Blending datacenters into Wieringermeer nature with biomimicry
Type the word “tree” into a search engine and 4.85 billion results will appear instantly. Search for #tree on Instagram and there would be more than 65 million pictures to scroll through. On Twitter, more than 1,100 tree-related posts were generated just this morning. Each and every one of these posts, pics, and opinions about trees – and every other topic imaginable, for that matter – are saved in data centers.
At the Microsoft datacenter near Middenmeer, Noord-Holland, a team of Microsoft employees have started planting trees outside the facility in addition to the ones stored digitally inside. This project marks the start of a long-term effort to ensure that datacenters blend into the natural landscape of the Wieringermeer polder.
Local community perspective inspires ecosystem project
Four years ago, Microsoft began construction on our 5,017 square-meter Middenmeer datacenter to fuel the rapid growth of the Netherlands’ digital economy. Because Microsoft is committed to the long-term health of the communities in which we operate and where our employees live and work, we hosted a series of listening sessions to learn about questions and potential concerns. The idea was to understand how the new facility was affecting the lives of people in the area and explore what we could do to be good neighbors. “The goal was to bring together different voices and get multiple perspectives so we could find the convergence points. That’s the discovery process. That’s how great innovation takes root,” said JoAnn Garbin, Director of Innovation, Microsoft. The approach worked. One mutual priority that emerged was the opportunity to ensure that our datacenter fit into the surrounding landscape.
Learnings from nature’s own strategies
Using the tools of biomimicry, a practice that learns from and mimics the strategies found in nature to solve human design challenges, the team started by learning how resilient landscapes function in the province of Noord-Holland. They researched local ecology, including native habitat types and biodiversity, soil health, water and air quality, as well as community agricultural practices. Microsoft then took their findings and determined which landscape solutions could be incorporated to enhance the Middenmeer datacenter campus.
Teaming up with local partners
Collaborating closely with a team of local landscape architects, the Microsoft team began the process of installing 150 native trees and 2,300 square meters of shrubs, grasses, and groundcovers around the campus that blend in harmoniously with the Noord-Holland landscape.
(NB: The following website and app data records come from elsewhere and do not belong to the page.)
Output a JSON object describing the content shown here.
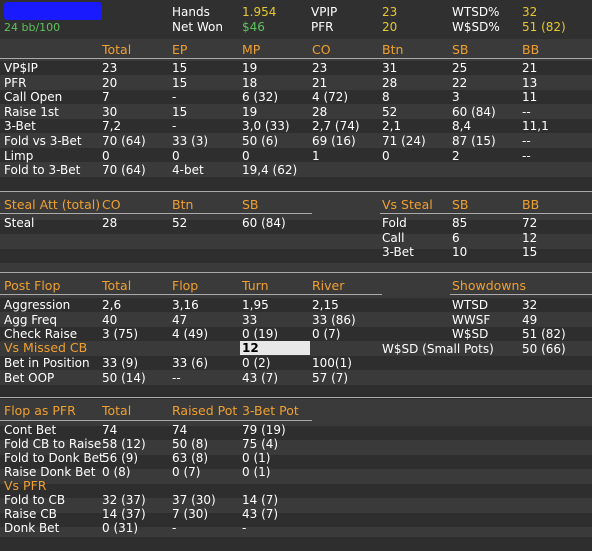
{
  "header": {
    "hands_label": "Hands",
    "hands_value": "1.954",
    "vpip_label": "VPIP",
    "vpip_value": "23",
    "wtsd_label": "WTSD%",
    "wtsd_value": "32",
    "winrate": "24 bb/100",
    "netwon_label": "Net Won",
    "netwon_value": "$46",
    "pfr_label": "PFR",
    "pfr_value": "20",
    "wssd_label": "W$SD%",
    "wssd_value": "51 (82)"
  },
  "preflop": {
    "headers": [
      "Total",
      "EP",
      "MP",
      "CO",
      "Btn",
      "SB",
      "BB"
    ],
    "rows": [
      {
        "label": "VP$IP",
        "cells": [
          "23",
          "15",
          "19",
          "23",
          "31",
          "25",
          "21"
        ]
      },
      {
        "label": "PFR",
        "cells": [
          "20",
          "15",
          "18",
          "21",
          "28",
          "22",
          "13"
        ]
      },
      {
        "label": "Call Open",
        "cells": [
          "7",
          "-",
          "6 (32)",
          "4 (72)",
          "8",
          "3",
          "11"
        ]
      },
      {
        "label": "Raise 1st",
        "cells": [
          "30",
          "15",
          "19",
          "28",
          "52",
          "60 (84)",
          "--"
        ]
      },
      {
        "label": "3-Bet",
        "cells": [
          "7,2",
          "-",
          "3,0 (33)",
          "2,7 (74)",
          "2,1",
          "8,4",
          "11,1"
        ]
      },
      {
        "label": "Fold vs 3-Bet",
        "cells": [
          "70 (64)",
          "33 (3)",
          "50 (6)",
          "69 (16)",
          "71 (24)",
          "87 (15)",
          "--"
        ]
      },
      {
        "label": "Limp",
        "cells": [
          "0",
          "0",
          "0",
          "1",
          "0",
          "2",
          "--"
        ]
      },
      {
        "label": "Fold to 3-Bet",
        "cells": [
          "70 (64)",
          "4-bet",
          "19,4 (62)",
          "",
          "",
          "",
          ""
        ]
      }
    ]
  },
  "steal": {
    "title": "Steal Att (total)",
    "headers": [
      "CO",
      "Btn",
      "SB"
    ],
    "row_label": "Steal",
    "row_cells": [
      "28",
      "52",
      "60 (84)"
    ],
    "vs_title": "Vs Steal",
    "vs_headers": [
      "SB",
      "BB"
    ],
    "vs_rows": [
      {
        "label": "Fold",
        "cells": [
          "85",
          "72"
        ]
      },
      {
        "label": "Call",
        "cells": [
          "6",
          "12"
        ]
      },
      {
        "label": "3-Bet",
        "cells": [
          "10",
          "15"
        ]
      }
    ]
  },
  "postflop": {
    "title": "Post Flop",
    "headers": [
      "Total",
      "Flop",
      "Turn",
      "River"
    ],
    "rows": [
      {
        "label": "Aggression",
        "cells": [
          "2,6",
          "3,16",
          "1,95",
          "2,15"
        ]
      },
      {
        "label": "Agg Freq",
        "cells": [
          "40",
          "47",
          "33",
          "33 (86)"
        ]
      },
      {
        "label": "Check Raise",
        "cells": [
          "3 (75)",
          "4 (49)",
          "0 (19)",
          "0 (7)"
        ]
      }
    ],
    "missed_title": "Vs Missed CB",
    "missed_value": "12",
    "rows2": [
      {
        "label": "Bet in Position",
        "cells": [
          "33 (9)",
          "33 (6)",
          "0 (2)",
          "100(1)"
        ]
      },
      {
        "label": "Bet OOP",
        "cells": [
          "50 (14)",
          "--",
          "43 (7)",
          "57 (7)"
        ]
      }
    ],
    "showdowns_title": "Showdowns",
    "showdowns": [
      {
        "label": "WTSD",
        "value": "32"
      },
      {
        "label": "WWSF",
        "value": "49"
      },
      {
        "label": "W$SD",
        "value": "51 (82)"
      },
      {
        "label": "W$SD (Small Pots)",
        "value": "50 (66)"
      }
    ]
  },
  "pfr_section": {
    "title": "Flop as PFR",
    "headers": [
      "Total",
      "Raised Pot",
      "3-Bet Pot"
    ],
    "rows": [
      {
        "label": "Cont Bet",
        "cells": [
          "74",
          "74",
          "79 (19)"
        ]
      },
      {
        "label": "Fold CB to Raise",
        "cells": [
          "58 (12)",
          "50 (8)",
          "75 (4)"
        ]
      },
      {
        "label": "Fold to Donk Bet",
        "cells": [
          "56 (9)",
          "63 (8)",
          "0 (1)"
        ]
      },
      {
        "label": "Raise Donk Bet",
        "cells": [
          "0 (8)",
          "0 (7)",
          "0 (1)"
        ]
      }
    ],
    "vs_title": "Vs PFR",
    "vs_rows": [
      {
        "label": "Fold to CB",
        "cells": [
          "32 (37)",
          "37 (30)",
          "14 (7)"
        ]
      },
      {
        "label": "Raise CB",
        "cells": [
          "14 (37)",
          "7 (30)",
          "43 (7)"
        ]
      },
      {
        "label": "Donk Bet",
        "cells": [
          "0 (31)",
          "-",
          "-"
        ]
      }
    ]
  },
  "colors": {
    "accent": "#f0a030",
    "positive": "#5ec25e",
    "value": "#e6c830",
    "bg": "#3a3a3a"
  }
}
Peter Mul Boomverzorging, a local landscaper, is overseeing the installation and maintenance of the plantings. The renovation began by prioritizing the side of the campus that abuts the A7 highway, because that’s where the datacenter is most visible to the community. As the trees grow, the facility will be hard to see behind the verdant screen that’s currently being created.
“This project isn’t just about sticking plants in the ground; it’s about learning from nature and finding ways to make our datacenters fit into the landscape. We expect the native plants we chose will mirror a healthy, resilient ecosystem and support biodiversity, improve storm water control, and prevent erosion while reflecting the natural beauty of Noord-Holland,” said Kaitlin Chuzi, Director of Biomimicry, Microsoft.
Step-by-step approach for long-term success
This work began in early March 2022. Developing the landscape at a pace of 75 square meters every day, the team will use the emerging spring season to measure the growth progress and plan for a second wave of planting in October before the frost comes.
“After getting so much valuable feedback from so many members of the community, it’s exciting to begin the planting! I’m already looking forward to the next phase of the project,” said Florien ten Hove, the Netherlands Community Lead at Microsoft. The lessons Microsoft learns from this pilot program will be incorporated into future projects, both here in Noord-Holland and all over the world.